So what about other kinds of problems?

The picture on the next page shows the equivalence between the classic problem of satisfiability and the non-deterministic Turing machine problem at the top of this page. In satisfiability what one does is to start with a collection of rows of black, white and gray squares. And then what one asks is whether any sequence of just black and

Captions on this page:
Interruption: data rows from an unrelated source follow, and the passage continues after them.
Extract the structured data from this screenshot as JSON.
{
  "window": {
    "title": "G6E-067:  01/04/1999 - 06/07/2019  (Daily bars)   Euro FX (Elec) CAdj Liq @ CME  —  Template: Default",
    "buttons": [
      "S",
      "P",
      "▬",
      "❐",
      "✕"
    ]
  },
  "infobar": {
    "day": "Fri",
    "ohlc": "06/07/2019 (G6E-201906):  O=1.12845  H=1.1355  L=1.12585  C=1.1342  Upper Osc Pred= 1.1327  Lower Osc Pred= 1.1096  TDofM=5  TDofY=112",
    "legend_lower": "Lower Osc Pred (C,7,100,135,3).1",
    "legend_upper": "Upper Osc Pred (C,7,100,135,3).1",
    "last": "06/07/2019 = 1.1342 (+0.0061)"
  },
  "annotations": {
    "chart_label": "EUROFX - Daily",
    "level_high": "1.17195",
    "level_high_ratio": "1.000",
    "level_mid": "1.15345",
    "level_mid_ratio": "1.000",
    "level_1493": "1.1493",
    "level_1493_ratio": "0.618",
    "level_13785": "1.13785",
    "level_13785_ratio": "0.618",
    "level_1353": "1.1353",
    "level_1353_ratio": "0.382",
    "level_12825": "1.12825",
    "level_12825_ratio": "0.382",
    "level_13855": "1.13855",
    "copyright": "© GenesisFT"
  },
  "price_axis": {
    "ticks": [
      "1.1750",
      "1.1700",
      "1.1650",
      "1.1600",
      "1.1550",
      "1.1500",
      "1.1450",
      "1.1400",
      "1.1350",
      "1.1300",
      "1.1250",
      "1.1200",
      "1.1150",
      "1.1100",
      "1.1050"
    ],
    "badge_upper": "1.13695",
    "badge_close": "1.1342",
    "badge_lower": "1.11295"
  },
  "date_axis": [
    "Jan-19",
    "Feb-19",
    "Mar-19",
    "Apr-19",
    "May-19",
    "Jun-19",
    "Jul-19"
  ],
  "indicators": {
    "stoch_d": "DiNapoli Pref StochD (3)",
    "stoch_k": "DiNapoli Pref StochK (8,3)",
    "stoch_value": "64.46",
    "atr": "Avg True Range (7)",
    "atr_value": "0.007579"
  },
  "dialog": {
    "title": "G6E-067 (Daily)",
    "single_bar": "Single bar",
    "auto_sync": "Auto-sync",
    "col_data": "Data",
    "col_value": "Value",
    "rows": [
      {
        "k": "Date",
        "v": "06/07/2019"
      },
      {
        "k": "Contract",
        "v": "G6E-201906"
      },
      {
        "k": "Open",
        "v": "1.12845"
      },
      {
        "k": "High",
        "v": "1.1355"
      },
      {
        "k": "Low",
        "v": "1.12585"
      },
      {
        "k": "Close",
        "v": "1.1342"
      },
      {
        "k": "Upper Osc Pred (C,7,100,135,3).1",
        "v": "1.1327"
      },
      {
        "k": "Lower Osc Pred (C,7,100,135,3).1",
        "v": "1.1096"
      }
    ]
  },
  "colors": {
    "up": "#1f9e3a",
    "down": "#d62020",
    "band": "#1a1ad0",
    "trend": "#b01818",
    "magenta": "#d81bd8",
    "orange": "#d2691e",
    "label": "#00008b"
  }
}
Translation between an NP-complete problem about non-deterministic Turing machines and about cellular automata. The top row shows how a particular non-deterministic Turing machine behaves with successive sequences of choices for rules to apply. The bottom row shows how a cellular automaton can be made to emulate this behavior when given a succession of different initial conditions. The cellular automaton is set up to produce a vertical black stripe if the head of the Turing machine ever goes further to the right than it starts—as it does in cases 6 and 8. The left part of each cellular automaton configuration emulates the actual evolution of the Turing machine; a specification of which rules should be applied at each step is progressively fetched from the right and delivered to the position of the head. Given particular initial conditions for the Turing machine the problem of whether the head ever goes further to the right than it starts is thus equivalent to the problem of whether the cellular automaton ever produces a vertical black stripe given particular initial conditions on its left. The cellular automaton takes 2t^2+t steps to emulate t steps of evolution in the Turing machine. It involves a total of 19 colors.

From Stephen Wolfram: A New Kind of Science [citation]